Objective: This study investigated the effect on energy intake of increasing the portion size of a food served as a discrete unit.
Design: A within-subject design with repeated measures was used.
Subjects/setting: The sample comprised 75 young adults (37 females and 38 males) from a university community.
Intervention: Individuals ate lunch in the lab once a week for 4 weeks. Each week, they were served one of four sizes of a deli-style sandwich (6, 8, 10, or 12 inches), of which they could eat as much as they wanted.
Main outcome measures: Energy intakes were determined for each meal, as were ratings of hunger and satiety before and after each meal.

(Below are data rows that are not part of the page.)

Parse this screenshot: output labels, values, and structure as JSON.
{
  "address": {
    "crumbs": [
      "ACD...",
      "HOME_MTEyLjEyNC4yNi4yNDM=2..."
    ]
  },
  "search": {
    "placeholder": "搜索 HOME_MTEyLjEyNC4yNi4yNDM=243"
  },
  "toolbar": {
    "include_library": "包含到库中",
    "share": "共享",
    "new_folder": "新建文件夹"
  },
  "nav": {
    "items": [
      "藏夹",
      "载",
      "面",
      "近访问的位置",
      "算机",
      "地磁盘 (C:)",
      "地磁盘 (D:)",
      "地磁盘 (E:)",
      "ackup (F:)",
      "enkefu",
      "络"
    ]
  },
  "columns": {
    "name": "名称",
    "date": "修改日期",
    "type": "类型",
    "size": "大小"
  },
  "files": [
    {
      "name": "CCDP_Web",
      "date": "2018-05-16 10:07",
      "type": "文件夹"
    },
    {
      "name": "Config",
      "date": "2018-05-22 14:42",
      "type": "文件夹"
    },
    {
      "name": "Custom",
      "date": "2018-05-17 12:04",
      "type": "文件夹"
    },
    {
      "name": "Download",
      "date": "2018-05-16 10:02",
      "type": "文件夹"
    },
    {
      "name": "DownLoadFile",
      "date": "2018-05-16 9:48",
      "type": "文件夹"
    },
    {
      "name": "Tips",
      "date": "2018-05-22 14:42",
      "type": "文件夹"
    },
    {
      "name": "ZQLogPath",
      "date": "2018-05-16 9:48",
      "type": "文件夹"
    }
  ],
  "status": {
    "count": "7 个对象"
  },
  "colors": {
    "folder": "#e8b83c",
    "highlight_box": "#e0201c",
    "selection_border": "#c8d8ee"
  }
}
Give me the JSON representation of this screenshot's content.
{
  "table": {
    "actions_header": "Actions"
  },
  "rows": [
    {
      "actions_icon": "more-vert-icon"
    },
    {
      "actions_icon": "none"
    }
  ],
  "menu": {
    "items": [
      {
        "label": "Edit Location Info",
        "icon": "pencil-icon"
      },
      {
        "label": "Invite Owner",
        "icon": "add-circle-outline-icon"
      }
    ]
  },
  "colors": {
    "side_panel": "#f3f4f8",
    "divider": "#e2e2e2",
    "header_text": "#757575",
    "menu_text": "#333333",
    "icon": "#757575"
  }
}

Statistical analyses performed: A linear mixed model with repeated measures was used. The influence of subject characteristics was examined using analysis of covariance.
Results: The portion size of the sandwich significantly influenced lunch intake for both males and females (P<.0001). The majority of individuals consumed the entire 6-inch sandwich. When served the 12-inch sandwich, compared with the 8-inch sandwich, females consumed 12% more energy (74 kcal) and males consumed 23% more energy (186 kcal). Despite these differences, ratings of hunger and fullness were not significantly different after eating the 12-inch and 8-inch sandwiches.
Applications/conclusions: These results suggest that increasing the portion size of a food served as a discrete unit leads to increased energy intake at a single meal without differentially influencing ratings of hunger and satiety. Dietitians should educate their clients about strategies to moderate the effect on intake of increased portions of high-calorie foods.